TASK OBJECTIVE: As the answer, give every line of the records that includes the word "value".

*** Opening EXCERPTED RECORDS ***

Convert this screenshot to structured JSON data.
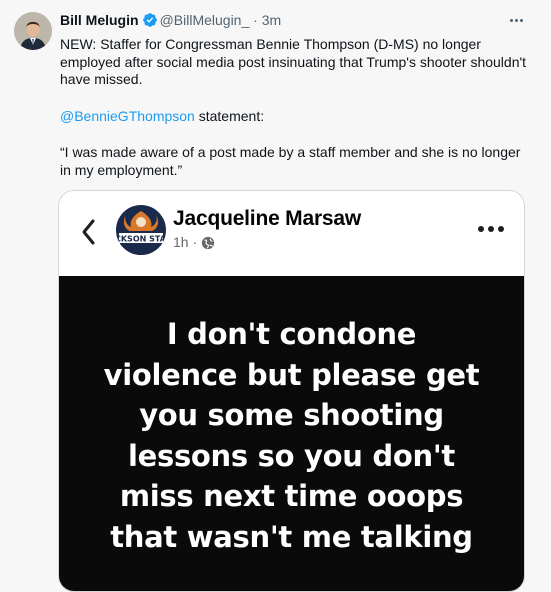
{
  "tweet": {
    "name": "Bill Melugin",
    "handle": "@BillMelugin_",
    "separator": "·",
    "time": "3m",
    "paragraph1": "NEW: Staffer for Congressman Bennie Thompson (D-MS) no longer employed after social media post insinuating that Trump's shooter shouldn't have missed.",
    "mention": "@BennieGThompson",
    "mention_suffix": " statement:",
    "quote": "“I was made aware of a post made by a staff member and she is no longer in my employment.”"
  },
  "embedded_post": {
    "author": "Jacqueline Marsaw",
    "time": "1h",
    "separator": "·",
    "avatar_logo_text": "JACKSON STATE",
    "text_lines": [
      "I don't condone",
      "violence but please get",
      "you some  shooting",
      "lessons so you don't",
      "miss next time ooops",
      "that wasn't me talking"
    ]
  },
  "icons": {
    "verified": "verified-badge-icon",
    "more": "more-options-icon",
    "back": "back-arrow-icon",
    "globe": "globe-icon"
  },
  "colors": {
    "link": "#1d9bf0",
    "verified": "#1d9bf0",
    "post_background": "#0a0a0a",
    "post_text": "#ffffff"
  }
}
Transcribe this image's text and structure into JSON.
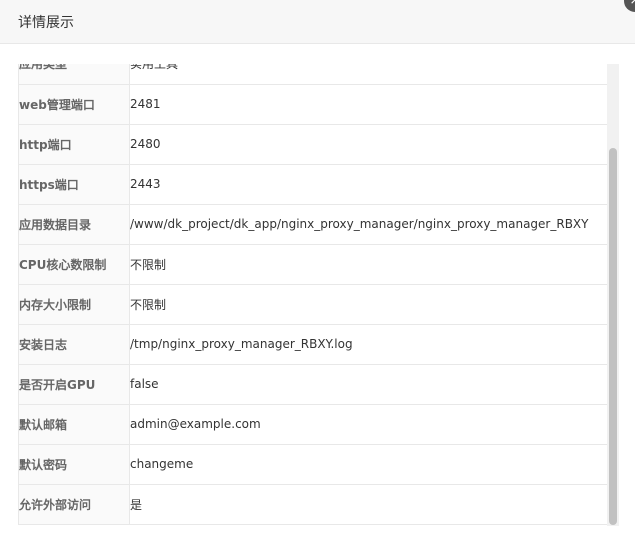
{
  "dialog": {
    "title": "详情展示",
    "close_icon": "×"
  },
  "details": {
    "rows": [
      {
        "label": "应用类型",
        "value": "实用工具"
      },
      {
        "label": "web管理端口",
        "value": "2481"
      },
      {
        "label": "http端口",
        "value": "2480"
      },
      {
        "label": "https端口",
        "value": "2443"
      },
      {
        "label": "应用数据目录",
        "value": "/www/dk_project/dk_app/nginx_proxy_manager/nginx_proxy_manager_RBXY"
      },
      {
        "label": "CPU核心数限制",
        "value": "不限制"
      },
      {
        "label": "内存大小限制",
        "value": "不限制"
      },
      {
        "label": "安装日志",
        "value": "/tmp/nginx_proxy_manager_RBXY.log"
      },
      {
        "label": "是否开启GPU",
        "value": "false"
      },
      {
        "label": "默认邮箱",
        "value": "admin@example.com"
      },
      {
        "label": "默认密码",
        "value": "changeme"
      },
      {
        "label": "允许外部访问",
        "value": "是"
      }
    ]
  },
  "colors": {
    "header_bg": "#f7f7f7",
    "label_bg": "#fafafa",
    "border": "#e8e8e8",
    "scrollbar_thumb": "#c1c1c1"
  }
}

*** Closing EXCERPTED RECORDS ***

YOUR SOLUTION:
        "value": "实用工具"
        "value": "2481"
        "value": "2480"
        "value": "2443"
        "value": "/www/dk_project/dk_app/nginx_proxy_manager/nginx_proxy_manager_RBXY"
        "value": "不限制"
        "value": "不限制"
        "value": "/tmp/nginx_proxy_manager_RBXY.log"
        "value": "false"
        "value": "admin@example.com"
        "value": "changeme"
        "value": "是"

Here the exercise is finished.